## What to work on:
How many lines in the entries below include the string "case"? Answer with the number only.

>>>>>

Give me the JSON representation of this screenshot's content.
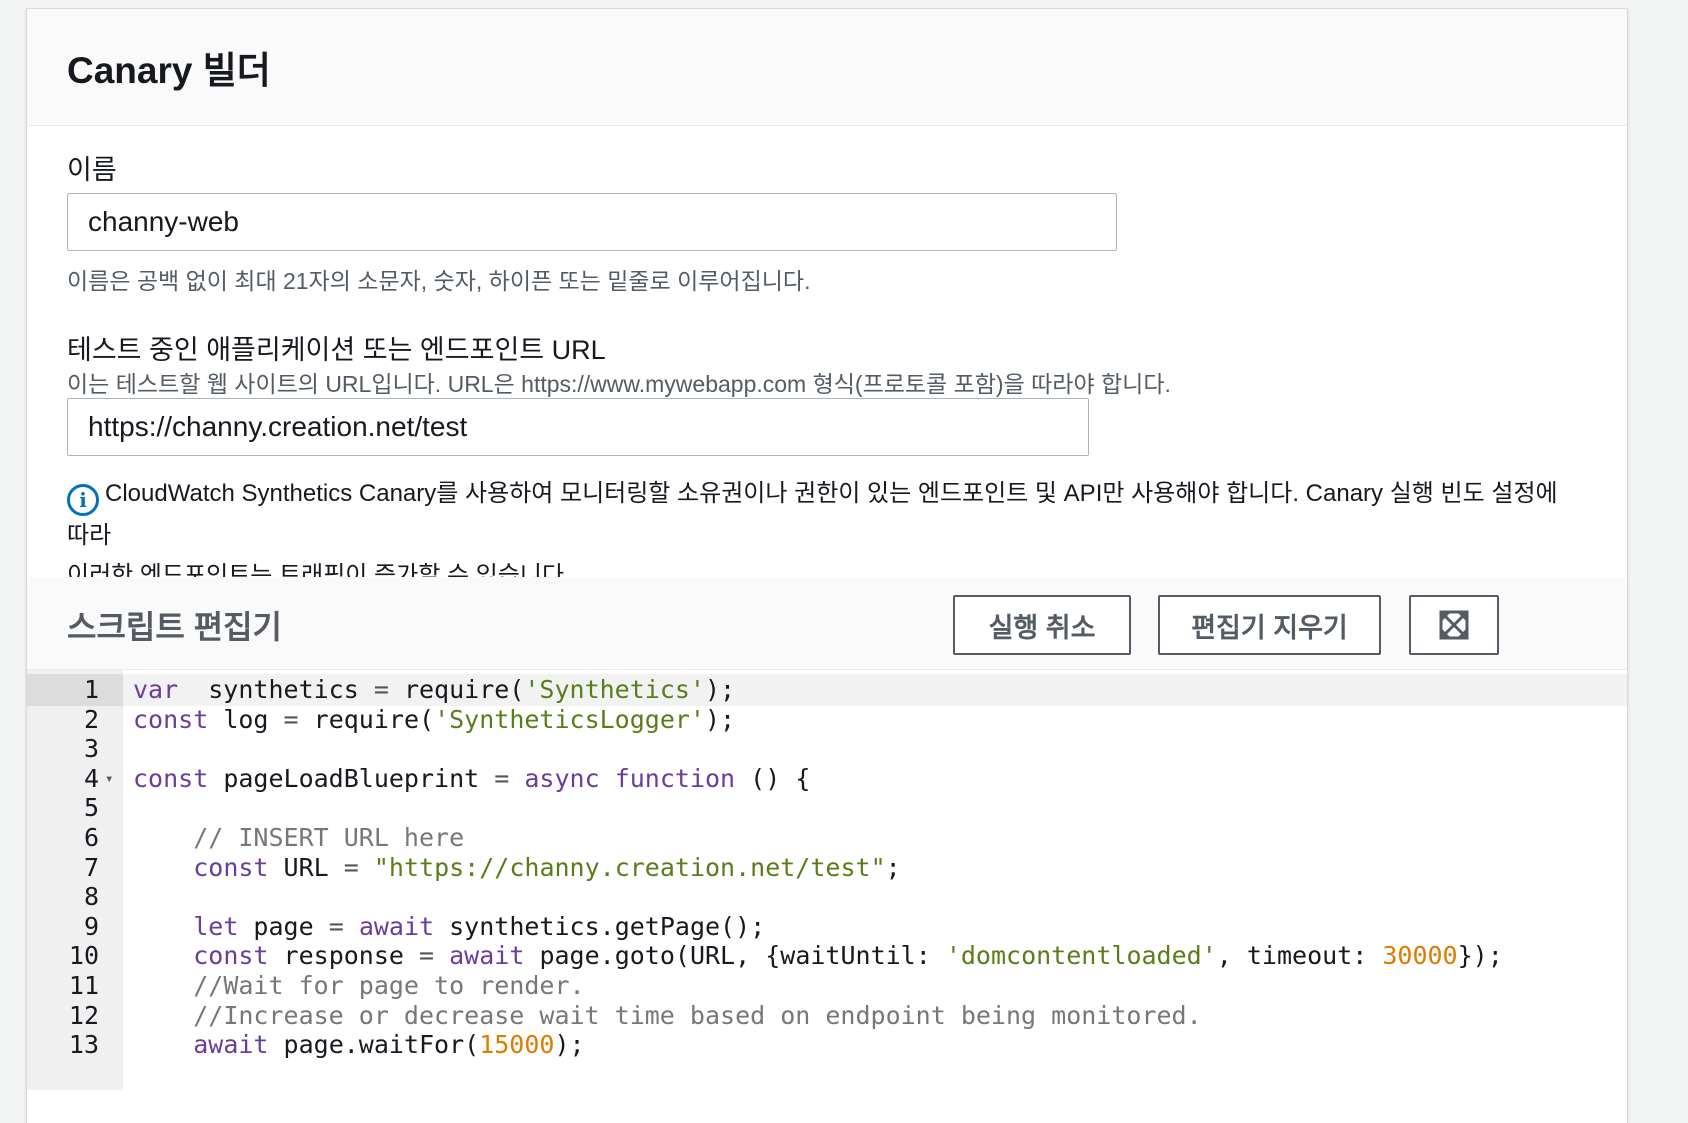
{
  "panel": {
    "title": "Canary 빌더"
  },
  "name_field": {
    "label": "이름",
    "value": "channy-web",
    "description": "이름은 공백 없이 최대 21자의 소문자, 숫자, 하이픈 또는 밑줄로 이루어집니다."
  },
  "url_field": {
    "label": "테스트 중인 애플리케이션 또는 엔드포인트 URL",
    "description": "이는 테스트할 웹 사이트의 URL입니다. URL은 https://www.mywebapp.com 형식(프로토콜 포함)을 따라야 합니다.",
    "value": "https://channy.creation.net/test"
  },
  "info": {
    "icon": "info-icon",
    "line1": "CloudWatch Synthetics Canary를 사용하여 모니터링할 소유권이나 권한이 있는 엔드포인트 및 API만 사용해야 합니다. Canary 실행 빈도 설정에 따라",
    "line2": "이러한 엔드포인트는 트래픽이 증가할 수 있습니다."
  },
  "editor": {
    "heading": "스크립트 편집기",
    "cancel_label": "실행 취소",
    "clear_label": "편집기 지우기",
    "fullscreen_icon": "expand-icon"
  },
  "code_lines": [
    {
      "n": "1",
      "active": true,
      "tokens": [
        [
          "kw",
          "var"
        ],
        [
          "",
          "  synthetics "
        ],
        [
          "op",
          "="
        ],
        [
          "",
          " require("
        ],
        [
          "str",
          "'Synthetics'"
        ],
        [
          "",
          ");"
        ]
      ]
    },
    {
      "n": "2",
      "tokens": [
        [
          "kw",
          "const"
        ],
        [
          "",
          " log "
        ],
        [
          "op",
          "="
        ],
        [
          "",
          " require("
        ],
        [
          "str",
          "'SyntheticsLogger'"
        ],
        [
          "",
          ");"
        ]
      ]
    },
    {
      "n": "3",
      "tokens": []
    },
    {
      "n": "4",
      "fold": true,
      "tokens": [
        [
          "kw",
          "const"
        ],
        [
          "",
          " pageLoadBlueprint "
        ],
        [
          "op",
          "="
        ],
        [
          "",
          " "
        ],
        [
          "kw",
          "async"
        ],
        [
          "",
          " "
        ],
        [
          "kw",
          "function"
        ],
        [
          "",
          " () {"
        ]
      ]
    },
    {
      "n": "5",
      "tokens": []
    },
    {
      "n": "6",
      "tokens": [
        [
          "",
          "    "
        ],
        [
          "cm",
          "// INSERT URL here"
        ]
      ]
    },
    {
      "n": "7",
      "tokens": [
        [
          "",
          "    "
        ],
        [
          "kw",
          "const"
        ],
        [
          "",
          " URL "
        ],
        [
          "op",
          "="
        ],
        [
          "",
          " "
        ],
        [
          "str",
          "\"https://channy.creation.net/test\""
        ],
        [
          "",
          ";"
        ]
      ]
    },
    {
      "n": "8",
      "tokens": []
    },
    {
      "n": "9",
      "tokens": [
        [
          "",
          "    "
        ],
        [
          "kw",
          "let"
        ],
        [
          "",
          " page "
        ],
        [
          "op",
          "="
        ],
        [
          "",
          " "
        ],
        [
          "kw",
          "await"
        ],
        [
          "",
          " synthetics.getPage();"
        ]
      ]
    },
    {
      "n": "10",
      "tokens": [
        [
          "",
          "    "
        ],
        [
          "kw",
          "const"
        ],
        [
          "",
          " response "
        ],
        [
          "op",
          "="
        ],
        [
          "",
          " "
        ],
        [
          "kw",
          "await"
        ],
        [
          "",
          " page.goto(URL, {waitUntil: "
        ],
        [
          "str",
          "'domcontentloaded'"
        ],
        [
          "",
          ", timeout: "
        ],
        [
          "num",
          "30000"
        ],
        [
          "",
          "});"
        ]
      ]
    },
    {
      "n": "11",
      "tokens": [
        [
          "",
          "    "
        ],
        [
          "cm",
          "//Wait for page to render."
        ]
      ]
    },
    {
      "n": "12",
      "tokens": [
        [
          "",
          "    "
        ],
        [
          "cm",
          "//Increase or decrease wait time based on endpoint being monitored."
        ]
      ]
    },
    {
      "n": "13",
      "tokens": [
        [
          "",
          "    "
        ],
        [
          "kw",
          "await"
        ],
        [
          "",
          " page.waitFor("
        ],
        [
          "num",
          "15000"
        ],
        [
          "",
          ");"
        ]
      ]
    }
  ]
}
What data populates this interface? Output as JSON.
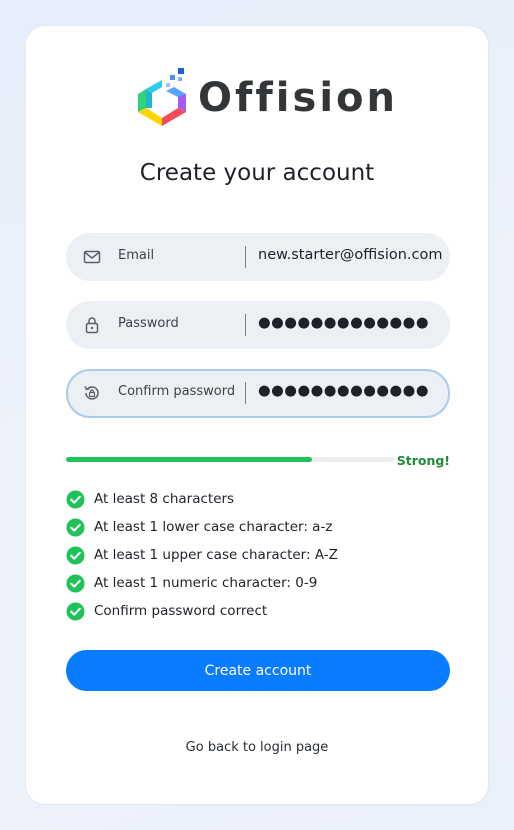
{
  "brand": {
    "name": "Offision"
  },
  "page": {
    "title": "Create your account"
  },
  "form": {
    "email": {
      "label": "Email",
      "value": "new.starter@offision.com"
    },
    "password": {
      "label": "Password",
      "value": "●●●●●●●●●●●●●"
    },
    "confirm": {
      "label": "Confirm password",
      "value": "●●●●●●●●●●●●●"
    }
  },
  "strength": {
    "label": "Strong!",
    "fraction": 0.75,
    "color": "#1fc35a"
  },
  "requirements": [
    "At least 8 characters",
    "At least 1 lower case character: a-z",
    "At least 1 upper case character: A-Z",
    "At least 1 numeric character: 0-9",
    "Confirm password correct"
  ],
  "actions": {
    "create": "Create account",
    "back": "Go back to login page"
  },
  "colors": {
    "accent": "#0a7cff",
    "success": "#1fc35a",
    "field_bg": "#eceff3"
  }
}
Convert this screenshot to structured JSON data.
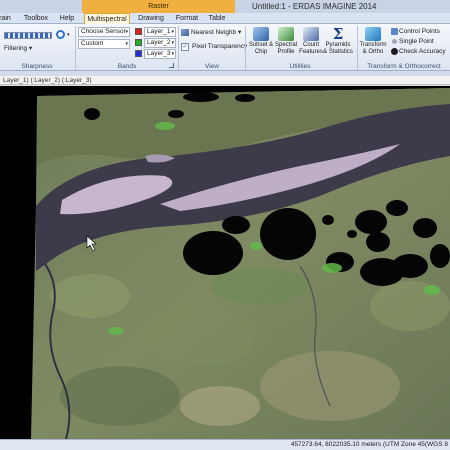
{
  "window": {
    "contextual_group": "Raster",
    "title": "Untitled:1 - ERDAS IMAGINE 2014"
  },
  "tabs": [
    "rain",
    "Toolbox",
    "Help",
    "Multispectral",
    "Drawing",
    "Format",
    "Table"
  ],
  "active_tab": "Multispectral",
  "ribbon": {
    "sharpness": {
      "filtering_label": "Filtering",
      "group_label": "Sharpness"
    },
    "bands": {
      "sensor_value": "Choose Sensor",
      "preset_value": "Custom",
      "layers": [
        {
          "label": "Layer_1",
          "color": "#e02020"
        },
        {
          "label": "Layer_2",
          "color": "#20b020"
        },
        {
          "label": "Layer_3",
          "color": "#2030e0"
        }
      ],
      "group_label": "Bands"
    },
    "view": {
      "resample_value": "Nearest Neighb",
      "pixel_transparency_label": "Pixel Transparency",
      "pixel_transparency_checked": true,
      "group_label": "View"
    },
    "utilities": {
      "buttons": [
        "Subset & Chip",
        "Spectral Profile",
        "Count Features",
        "Pyramids & Statistics"
      ],
      "group_label": "Utilities"
    },
    "transform": {
      "transform_label": "Transform & Ortho",
      "control_points_label": "Control Points",
      "single_point_label": "Single Point",
      "check_accuracy_label": "Check Accuracy",
      "group_label": "Transform & Orthocorrect"
    }
  },
  "viewer": {
    "layer_breadcrumb": "Layer_1) (:Layer_2) (:Layer_3)"
  },
  "status": {
    "coordinates": "457273.64, 8022035.10 meters (UTM Zone 45(WGS 8"
  }
}
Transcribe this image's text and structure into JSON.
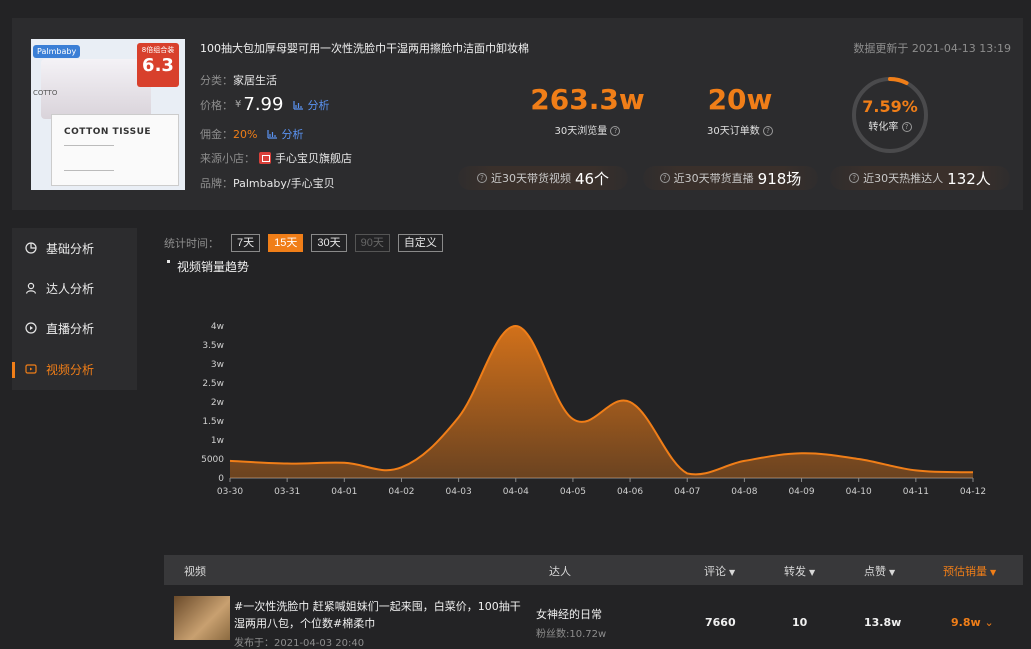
{
  "product": {
    "title": "100抽大包加厚母婴可用一次性洗脸巾干湿两用擦脸巾洁面巾卸妆棉",
    "updated": "数据更新于 2021-04-13 13:19",
    "category_label": "分类：",
    "category": "家居生活",
    "price_label": "价格：",
    "price_currency": "¥",
    "price": "7.99",
    "commission_label": "佣金：",
    "commission": "20%",
    "analysis_link": "分析",
    "shop_label": "来源小店：",
    "shop": "手心宝贝旗舰店",
    "brand_label": "品牌：",
    "brand": "Palmbaby/手心宝贝",
    "thumb": {
      "brand_tag": "Palmbaby",
      "price_tag_top": "8倍组合装",
      "price_tag_big": "6.3",
      "pack_text": "COTTON TISSUE",
      "side_text": "COTTO"
    }
  },
  "stats": {
    "views": {
      "value": "263.3w",
      "label": "30天浏览量"
    },
    "orders": {
      "value": "20w",
      "label": "30天订单数"
    },
    "conversion": {
      "value": "7.59%",
      "label": "转化率",
      "fraction": 0.0759
    }
  },
  "pills": [
    {
      "label": "近30天带货视频",
      "value": "46个"
    },
    {
      "label": "近30天带货直播",
      "value": "918场"
    },
    {
      "label": "近30天热推达人",
      "value": "132人"
    }
  ],
  "sidebar": [
    {
      "label": "基础分析",
      "icon": "chart-circle-icon",
      "active": false
    },
    {
      "label": "达人分析",
      "icon": "person-icon",
      "active": false
    },
    {
      "label": "直播分析",
      "icon": "play-circle-icon",
      "active": false
    },
    {
      "label": "视频分析",
      "icon": "video-icon",
      "active": true
    }
  ],
  "filter": {
    "label": "统计时间：",
    "options": [
      "7天",
      "15天",
      "30天",
      "90天",
      "自定义"
    ],
    "selected": "15天",
    "disabled": "90天"
  },
  "chart_title": "视频销量趋势",
  "chart_data": {
    "type": "area",
    "x": [
      "03-30",
      "03-31",
      "04-01",
      "04-02",
      "04-03",
      "04-04",
      "04-05",
      "04-06",
      "04-07",
      "04-08",
      "04-09",
      "04-10",
      "04-11",
      "04-12"
    ],
    "values": [
      4500,
      3800,
      4000,
      2800,
      16000,
      40000,
      15500,
      20000,
      1200,
      4500,
      6500,
      5000,
      2000,
      1500
    ],
    "ylabel_ticks": [
      "0",
      "5000",
      "1w",
      "1.5w",
      "2w",
      "2.5w",
      "3w",
      "3.5w",
      "4w"
    ],
    "ylim": [
      0,
      40000
    ],
    "color": "#f07e18"
  },
  "table": {
    "headers": {
      "video": "视频",
      "kol": "达人",
      "comments": "评论",
      "shares": "转发",
      "likes": "点赞",
      "sales": "预估销量"
    },
    "rows": [
      {
        "title": "#一次性洗脸巾 赶紧喊姐妹们一起来囤，白菜价，100抽干湿两用八包，个位数#棉柔巾",
        "date": "发布于：2021-04-03 20:40",
        "kol": "女神经的日常",
        "fans": "粉丝数:10.72w",
        "comments": "7660",
        "shares": "10",
        "likes": "13.8w",
        "sales": "9.8w"
      }
    ]
  }
}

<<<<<

## Task solution:
2